Meet Obry - Obry is my colleague within buildOn. He is the Haiti Trek Coordinator and is one of the hardest working and most passionate people I have ever met. He grew up in a village in Haiti and beat the odds by getting an education, attending university and now is devoting his life to ensuring that communities, just like the one he grew up in, has hope for the future. I admire him so much for using his skills with buildOn to better his home communities - something I would love to do someday. Obry is one of the kindest, funniest and most inspiring people I know.
Meet O’Shea Ben - O’Shea Ben is the coolest little kid ever. Not only is he incredibly cute, but he doubles as a shadow. No matter where our team went, O’Shea Ben was right there by our side. My high school students all fell in love with his dance moves, his outlandish singing and his heart-warming hugs. It was no surprise to us that O’Shea Ben is excelling in school and is one of the top students. There was not a dry eye in the bunch when we had to say goodbye to our little buddy.
Meet Nancy - At first, Nancy seemed like an annoying teenage girl that liked to flirt with our team. She did not have a shy bone in her body and was never scared to dance like there was no tomorrow. On the worksite, she was always the first to initiate the drum circle or singing. Nancy taught our team to live life without reservations, to be yourself and that there is nothing a little dancing can’t solve. She definitely lives by the YOLO (you only live once) mantra.
Meet Nassir - Nassir exemplifies being the perfect buildOn student. When I interviewed him for trek, he was incredibly shy, he had just moved to The Bronx from Guinea, and was very apprehensive about going on trek. His home life could have been better and his experience in the USA public school system could have been more inclusive. Even though he is a man of few words, his thoughts are magical when he finally opens up to you. He has the biggest heart and wants to make a difference in the world. He has a way with kids where they instantly connect with him. Nassir absolutely thrived in Haiti and would have been 100% content to live in the village for the rest of his life. Nassir is a student that I will never forget.
Meet Verose - Verose was never happy with the gender roles that were forced upon her throughout her life and marriage, so she initiated a split from her husband. Since then, she has taken on leadership roles in her community, is going back to school and is the strongest advocate for gender balance in the schools. Her smile is equally as beautiful as her personality. (Click link to read more).
Meet Emerson - At first glance, Emerson has a huge presence about him; he’s a good looking, tall, towering man with a deep voice that would intimidate anyone. But, do not let that fool you, Emerson is one of the most intelligent and caring people I have ever met. He does not settle for the status quo - he literally worked his butt off to rally his team around fundraising the funds for their buildOn school. In the village, he was not scared to start conversations that most would consider controversial. He makes anyone that he interacts with feel like the most important person in the world. Lastly, he worked harder on the worksite than anyone I have ever taken on trek - he’s seriously a beast at mixing concrete. I am incredibly honored to call Emerson a friend.
So many great memories were made on these two treks in February and March.
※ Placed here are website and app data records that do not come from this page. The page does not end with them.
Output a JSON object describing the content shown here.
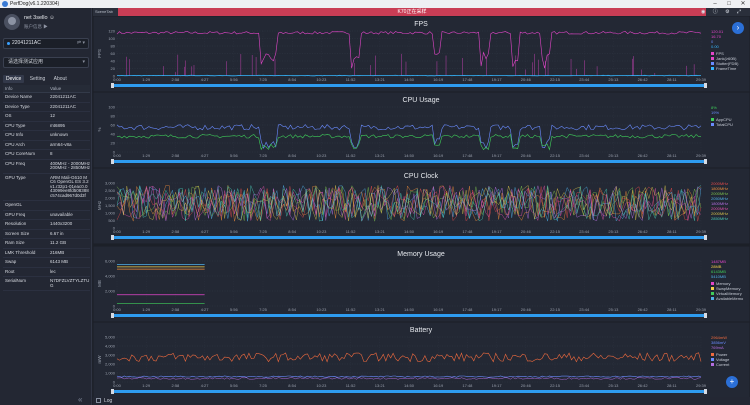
{
  "window": {
    "title": "PerfDog(v6.1.220304)",
    "minimize": "–",
    "maximize": "□",
    "close": "✕"
  },
  "user": {
    "name": "net 3sello ☺",
    "account": "账户信息 ▶"
  },
  "device_select": {
    "value": "22041211AC",
    "icons": "⇌ ▾"
  },
  "app_select": {
    "value": "请选择测试应用",
    "arrow": "▾"
  },
  "tabs": [
    "Device",
    "Setting",
    "About"
  ],
  "info": {
    "header": {
      "key": "Info",
      "value": "Value"
    },
    "rows": [
      {
        "k": "Device Name",
        "v": "22041211AC"
      },
      {
        "k": "Device Type",
        "v": "22041211AC"
      },
      {
        "k": "OS",
        "v": "12"
      },
      {
        "k": "CPU Type",
        "v": "mt6895"
      },
      {
        "k": "CPU Info",
        "v": "unknown"
      },
      {
        "k": "CPU Arch",
        "v": "arm64-v8a"
      },
      {
        "k": "CPU CoreNum",
        "v": "8"
      },
      {
        "k": "CPU Freq",
        "v": "400MHz - 2000MHz 200MHz - 2850MHz"
      },
      {
        "k": "GPU Type",
        "v": "ARM Mali-G610 MC6 OpenGL ES 3.2 v1.r32p1-01eac0.0 43099ee8fd508388c574cad967d0d3f"
      },
      {
        "k": "OpenGL",
        "v": ""
      },
      {
        "k": "GPU Freq",
        "v": "unavailable"
      },
      {
        "k": "Resolution",
        "v": "1440x3200"
      },
      {
        "k": "Screen Size",
        "v": "6.67 in"
      },
      {
        "k": "Ram Size",
        "v": "11.2 GB"
      },
      {
        "k": "LMK Threshold",
        "v": "216MB"
      },
      {
        "k": "Swap",
        "v": "6143 MB"
      },
      {
        "k": "Root",
        "v": "lec"
      },
      {
        "k": "SerialNum",
        "v": "N7DFZLVZTYLZTUG"
      }
    ]
  },
  "topbar": {
    "scene_tab": "SceneTab",
    "banner": "K70正在采样",
    "icons": "◉ ⓘ ⚙ ⤢"
  },
  "bottombar": {
    "log": "Log"
  },
  "time_ticks": [
    "0:00",
    "1:29",
    "2:58",
    "4:27",
    "5:56",
    "7:25",
    "8:54",
    "10:23",
    "11:52",
    "13:21",
    "14:50",
    "16:19",
    "17:48",
    "19:17",
    "20:46",
    "22:15",
    "23:44",
    "25:13",
    "26:42",
    "28:11",
    "29:39"
  ],
  "charts": [
    {
      "title": "FPS",
      "y_label": "FPS",
      "y_ticks": [
        "120",
        "100",
        "80",
        "60",
        "40",
        "20",
        "0"
      ],
      "legend_values": [
        {
          "text": "120.01",
          "color": "#e246c9"
        },
        {
          "text": "16.70",
          "color": "#e246c9"
        },
        {
          "text": "0",
          "color": "#6a8cff"
        },
        {
          "text": "0.00",
          "color": "#35b7ff"
        }
      ],
      "legend_names": [
        {
          "text": "FPS",
          "color": "#e246c9"
        },
        {
          "text": "Jank(≥60B)",
          "color": "#e246c9"
        },
        {
          "text": "Stutter(FDB)",
          "color": "#6a8cff"
        },
        {
          "text": "FrameTime",
          "color": "#35b7ff"
        }
      ]
    },
    {
      "title": "CPU Usage",
      "y_label": "%",
      "y_ticks": [
        "100",
        "80",
        "60",
        "40",
        "20",
        "0"
      ],
      "legend_values": [
        {
          "text": "8%",
          "color": "#3fce5a"
        },
        {
          "text": "19%",
          "color": "#6a8cff"
        }
      ],
      "legend_names": [
        {
          "text": "AppCPU",
          "color": "#3fce5a"
        },
        {
          "text": "TotalCPU",
          "color": "#6a8cff"
        }
      ]
    },
    {
      "title": "CPU Clock",
      "y_label": "MHz",
      "y_ticks": [
        "3,000",
        "2,500",
        "2,000",
        "1,500",
        "1,000",
        "500",
        "0"
      ],
      "legend_values": [
        {
          "text": "2000MHz",
          "color": "#e24a4a"
        },
        {
          "text": "1800MHz",
          "color": "#f08c3a"
        },
        {
          "text": "2000MHz",
          "color": "#7cc14d"
        },
        {
          "text": "2050MHz",
          "color": "#4fb0e8"
        },
        {
          "text": "1800MHz",
          "color": "#b56ee0"
        },
        {
          "text": "2000MHz",
          "color": "#e04fa8"
        },
        {
          "text": "2000MHz",
          "color": "#d6c14a"
        },
        {
          "text": "2850MHz",
          "color": "#47c9b5"
        }
      ],
      "legend_names": []
    },
    {
      "title": "Memory Usage",
      "y_label": "MB",
      "y_ticks": [
        "6,000",
        "4,000",
        "2,000",
        "0"
      ],
      "legend_values": [
        {
          "text": "1487MB",
          "color": "#e246c9"
        },
        {
          "text": "28MB",
          "color": "#f5d04a"
        },
        {
          "text": "6143MB",
          "color": "#3fce5a"
        },
        {
          "text": "5410MB",
          "color": "#4fb0e8"
        }
      ],
      "legend_names": [
        {
          "text": "Memory",
          "color": "#e246c9"
        },
        {
          "text": "SwapMemory",
          "color": "#f5d04a"
        },
        {
          "text": "VirtualMemory",
          "color": "#3fce5a"
        },
        {
          "text": "AvailableMemo",
          "color": "#4fb0e8"
        }
      ]
    },
    {
      "title": "Battery",
      "y_label": "mW",
      "y_ticks": [
        "5,000",
        "4,000",
        "3,000",
        "2,000",
        "1,000",
        "0"
      ],
      "legend_values": [
        {
          "text": "2964mW",
          "color": "#ef6a3e"
        },
        {
          "text": "3856mV",
          "color": "#6a8cff"
        },
        {
          "text": "769mA",
          "color": "#b56ee0"
        }
      ],
      "legend_names": [
        {
          "text": "Power",
          "color": "#ef6a3e"
        },
        {
          "text": "Voltage",
          "color": "#6a8cff"
        },
        {
          "text": "Current",
          "color": "#b56ee0"
        }
      ]
    }
  ]
}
Words cannot even begin to describe how incredibly blessed and lucky I am to be able to work with such fantastic people in phenomenal places across the world like Haiti. buildOn has truly made such an impact on my life and I cannot wait to see how my next trek unfolds this week in Haiti and the many more treks to come across the world!